    Thank you all.
    As for getting back to, gee, Scott, I've been sticking up for people who do not respond to a flood of uninvited queries. I refer you all to Agentfail and Queryfail. What fun. What fury from the unhappy unanswered.

  8. Anon you ask:

    CAN my male lead be engaged, or assumed to be on track, AT the time he meets his real love?

    I'll leave the actual answering to um, Scott, but I don't mind pitching in my two cents as a reader/writer before it's back to the grindstone tomorrow. As an aside, it was fun hanging here today. Therapeutic, you might say, while I worked through a tricky narrative. (insert me dancing around the keyboard here because I'm done with it!).

    About the question: I have one of my own. Why is it so important that your hero be engaged or on track with impending marriage? If it is simply that he thought he was ‘in love’ and then this ‘original beauty’ shows up and sweeps him out of his loafers when it suddenly hits him that she’s ‘THE ONE’?! As a reader you lost me - because the guy obviously doesn’t know what he wants.
    But, if your answer is that it is integral to the plot in some way, well, then I would say go for it but pay close attention to how you let the breakdown of the engagement play out. I know I have been left scratching my head after I’ve read some stories where the broken engagement was plot driven and that’s all it was. When, in fact, this gives a writer a golden opportunity to bring so much more into the fabric of their story. Instead I find too many writer’s skip over this really great learning curve for their characters and immediately bring in the distraction of the heroine, if she isn’t already the inciting incident to begin with. This kind of goes back to what I alluded to earlier today. A man shouldn’t have to commit adultery to cause his marriage to fail - the marriage had already failed otherwise he wouldn’t have committed adultery. A man shouldn’t have to find THE ONE in order to realize that the woman he was about to marry isn’t! And I know it should go without saying (but I get emails and you know who your are) so I’m saying it. Yes, the bit about breaking an engagement, adultery etc... also applies to a woman. Sheesh! Some of you guys are relentless.

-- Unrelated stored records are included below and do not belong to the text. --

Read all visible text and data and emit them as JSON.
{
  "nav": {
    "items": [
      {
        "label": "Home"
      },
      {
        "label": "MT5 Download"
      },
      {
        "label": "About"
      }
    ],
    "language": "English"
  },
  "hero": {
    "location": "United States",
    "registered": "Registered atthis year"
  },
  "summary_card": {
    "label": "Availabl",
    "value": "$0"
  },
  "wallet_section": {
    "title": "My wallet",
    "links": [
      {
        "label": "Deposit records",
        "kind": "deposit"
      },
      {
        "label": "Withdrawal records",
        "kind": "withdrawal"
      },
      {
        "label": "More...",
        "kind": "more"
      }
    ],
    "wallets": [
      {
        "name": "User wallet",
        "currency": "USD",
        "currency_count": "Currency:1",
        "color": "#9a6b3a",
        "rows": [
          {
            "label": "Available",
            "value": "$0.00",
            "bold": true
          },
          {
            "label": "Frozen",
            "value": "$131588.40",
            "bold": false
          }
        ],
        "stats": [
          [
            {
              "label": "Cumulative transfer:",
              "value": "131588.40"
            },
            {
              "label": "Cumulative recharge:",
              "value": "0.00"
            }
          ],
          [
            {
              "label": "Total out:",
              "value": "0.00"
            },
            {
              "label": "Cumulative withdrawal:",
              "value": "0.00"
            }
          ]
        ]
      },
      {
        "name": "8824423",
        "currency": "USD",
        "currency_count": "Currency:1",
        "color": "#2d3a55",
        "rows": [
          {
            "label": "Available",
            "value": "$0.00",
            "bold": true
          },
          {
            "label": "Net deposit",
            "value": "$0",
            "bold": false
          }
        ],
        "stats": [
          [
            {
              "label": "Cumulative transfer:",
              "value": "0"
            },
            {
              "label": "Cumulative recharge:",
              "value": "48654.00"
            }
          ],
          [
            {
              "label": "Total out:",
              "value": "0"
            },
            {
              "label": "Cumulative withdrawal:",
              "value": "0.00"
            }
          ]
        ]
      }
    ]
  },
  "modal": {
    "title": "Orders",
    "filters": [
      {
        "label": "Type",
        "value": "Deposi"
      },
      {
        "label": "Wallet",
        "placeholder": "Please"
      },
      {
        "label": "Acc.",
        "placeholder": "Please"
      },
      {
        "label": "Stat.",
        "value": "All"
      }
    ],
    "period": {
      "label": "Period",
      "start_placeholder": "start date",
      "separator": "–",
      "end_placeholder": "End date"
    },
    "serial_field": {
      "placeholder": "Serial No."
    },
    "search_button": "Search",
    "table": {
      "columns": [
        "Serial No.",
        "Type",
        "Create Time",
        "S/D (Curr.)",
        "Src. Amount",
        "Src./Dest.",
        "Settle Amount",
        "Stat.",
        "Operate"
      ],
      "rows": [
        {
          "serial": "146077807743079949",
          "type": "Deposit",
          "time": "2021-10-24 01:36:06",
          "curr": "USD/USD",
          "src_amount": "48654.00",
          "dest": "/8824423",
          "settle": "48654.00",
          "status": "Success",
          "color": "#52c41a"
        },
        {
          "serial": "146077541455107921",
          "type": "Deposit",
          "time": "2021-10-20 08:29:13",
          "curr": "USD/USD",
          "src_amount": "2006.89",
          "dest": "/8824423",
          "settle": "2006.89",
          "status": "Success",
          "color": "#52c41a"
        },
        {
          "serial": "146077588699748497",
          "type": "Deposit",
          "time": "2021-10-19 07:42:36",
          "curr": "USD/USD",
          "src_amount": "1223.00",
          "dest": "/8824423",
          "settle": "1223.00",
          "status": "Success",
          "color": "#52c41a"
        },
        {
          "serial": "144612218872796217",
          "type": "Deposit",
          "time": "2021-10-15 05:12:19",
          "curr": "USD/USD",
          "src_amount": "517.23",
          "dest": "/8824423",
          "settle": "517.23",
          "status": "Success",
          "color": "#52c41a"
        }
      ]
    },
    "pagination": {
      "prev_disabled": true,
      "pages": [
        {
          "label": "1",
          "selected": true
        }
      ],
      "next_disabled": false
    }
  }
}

  9. Wow! This a good one! I think we need smarter character's these days. I was thinking about the idea brought up in one of the comments about a hero being engaged before he weds or is engaged when he meets the woman he really wants. I had a friend who dumped her fiance of three years for a guy she met two weeks before the wedding. They stayed together for a couple of months and then the romance fizzled out. That is life and that is what we are suppose to write about.

    And Murphy? Were you talking about me?:(

  10. Oh man, more interesting things upon which to ponder. You ask such useful questions. I had not thought beyond my own Why here, which he is that the male lead is expected to make a typical state marriage within his class, but the social and economic conditions which the upper class had taken for granted for so long, were rapidly changing, as the land and agricultural-based income of the nobility began to be overwhelmed by the cash wealth generated by the Industrial Revolution. Men of all classes suddenly realized they might rise in stature on several levels. In the rigid class system that was England, this was a stunning development, added to the impact of the French Revolution.
    SO, accepted behaviors in the upper class began to be challenged vigorously. They had to begin changing or accept the real possibility of civil war and revolution.
    To cut to the chase, Mr. Male Lead is better suited to a commoner, than to line up with an upper class woman who represents everything that is dying in England.
    I add three wildly different examples-Jane Eyre, Pride and Prejudice, and the movie, Titanic, all of which illustrate male leads choosing between the old and the new. Would you rather spend your life with adorable commoner Keira Knightly, or his snitty best friend's sister ?
    Thank you all for your most interesting responses.